◆ Goal of the exercise:
Using the data below, return all lines in which "icon" appears.

Data excerpts
>>>

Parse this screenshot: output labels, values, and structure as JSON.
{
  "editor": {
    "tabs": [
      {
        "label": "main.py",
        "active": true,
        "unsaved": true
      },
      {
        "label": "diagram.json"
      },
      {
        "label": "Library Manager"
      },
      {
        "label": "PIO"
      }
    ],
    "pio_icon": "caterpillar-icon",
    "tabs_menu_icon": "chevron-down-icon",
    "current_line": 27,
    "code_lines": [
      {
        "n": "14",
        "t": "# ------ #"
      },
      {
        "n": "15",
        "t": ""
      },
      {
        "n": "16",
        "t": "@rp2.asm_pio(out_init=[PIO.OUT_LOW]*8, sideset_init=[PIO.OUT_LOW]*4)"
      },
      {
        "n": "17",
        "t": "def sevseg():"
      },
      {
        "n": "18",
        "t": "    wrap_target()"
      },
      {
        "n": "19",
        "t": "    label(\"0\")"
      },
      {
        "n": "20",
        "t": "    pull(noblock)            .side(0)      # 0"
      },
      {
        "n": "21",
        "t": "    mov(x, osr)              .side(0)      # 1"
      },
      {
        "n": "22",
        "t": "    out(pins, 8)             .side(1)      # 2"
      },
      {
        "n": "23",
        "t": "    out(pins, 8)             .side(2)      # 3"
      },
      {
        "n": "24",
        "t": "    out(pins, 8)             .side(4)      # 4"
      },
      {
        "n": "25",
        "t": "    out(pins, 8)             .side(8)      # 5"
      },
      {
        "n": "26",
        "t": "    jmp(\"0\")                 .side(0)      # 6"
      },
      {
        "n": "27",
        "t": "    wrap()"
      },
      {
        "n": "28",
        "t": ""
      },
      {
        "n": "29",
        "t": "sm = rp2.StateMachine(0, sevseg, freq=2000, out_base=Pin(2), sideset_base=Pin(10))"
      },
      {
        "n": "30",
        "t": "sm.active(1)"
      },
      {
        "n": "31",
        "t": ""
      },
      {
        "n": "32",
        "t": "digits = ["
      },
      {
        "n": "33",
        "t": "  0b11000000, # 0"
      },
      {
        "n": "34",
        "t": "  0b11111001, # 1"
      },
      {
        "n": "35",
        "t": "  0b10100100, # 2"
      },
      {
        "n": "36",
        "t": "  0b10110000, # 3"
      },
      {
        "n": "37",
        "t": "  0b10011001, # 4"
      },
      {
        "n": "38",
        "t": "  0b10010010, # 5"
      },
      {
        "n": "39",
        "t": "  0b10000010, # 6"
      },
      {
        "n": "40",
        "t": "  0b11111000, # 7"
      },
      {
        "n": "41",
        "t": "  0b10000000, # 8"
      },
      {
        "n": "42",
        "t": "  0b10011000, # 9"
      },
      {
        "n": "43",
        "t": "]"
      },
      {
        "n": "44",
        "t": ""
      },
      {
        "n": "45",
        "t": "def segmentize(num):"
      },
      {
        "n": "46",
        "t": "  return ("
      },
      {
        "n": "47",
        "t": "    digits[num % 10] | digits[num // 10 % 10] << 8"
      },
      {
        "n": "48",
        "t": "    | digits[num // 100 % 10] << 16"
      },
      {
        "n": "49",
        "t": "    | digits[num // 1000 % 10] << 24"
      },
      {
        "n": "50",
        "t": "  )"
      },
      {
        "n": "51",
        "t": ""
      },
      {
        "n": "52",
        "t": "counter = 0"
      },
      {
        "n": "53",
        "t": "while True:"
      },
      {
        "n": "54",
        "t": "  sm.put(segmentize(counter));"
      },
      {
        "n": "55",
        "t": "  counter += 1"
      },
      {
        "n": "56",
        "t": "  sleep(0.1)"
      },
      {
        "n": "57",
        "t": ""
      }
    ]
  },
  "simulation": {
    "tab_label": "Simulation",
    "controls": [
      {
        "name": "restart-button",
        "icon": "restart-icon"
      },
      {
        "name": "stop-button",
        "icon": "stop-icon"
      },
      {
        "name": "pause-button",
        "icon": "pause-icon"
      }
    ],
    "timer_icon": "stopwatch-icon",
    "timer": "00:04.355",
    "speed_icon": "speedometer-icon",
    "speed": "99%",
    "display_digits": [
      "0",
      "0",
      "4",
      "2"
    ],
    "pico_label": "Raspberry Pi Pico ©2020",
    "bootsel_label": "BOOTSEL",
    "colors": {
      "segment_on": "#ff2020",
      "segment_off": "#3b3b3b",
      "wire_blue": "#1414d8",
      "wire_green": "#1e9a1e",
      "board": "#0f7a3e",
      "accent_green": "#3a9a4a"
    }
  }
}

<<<

◆ Exercise answer:
    "pio_icon": "caterpillar-icon",
    "tabs_menu_icon": "chevron-down-icon",
        "icon": "restart-icon"
        "icon": "stop-icon"
        "icon": "pause-icon"
    "timer_icon": "stopwatch-icon",
    "speed_icon": "speedometer-icon",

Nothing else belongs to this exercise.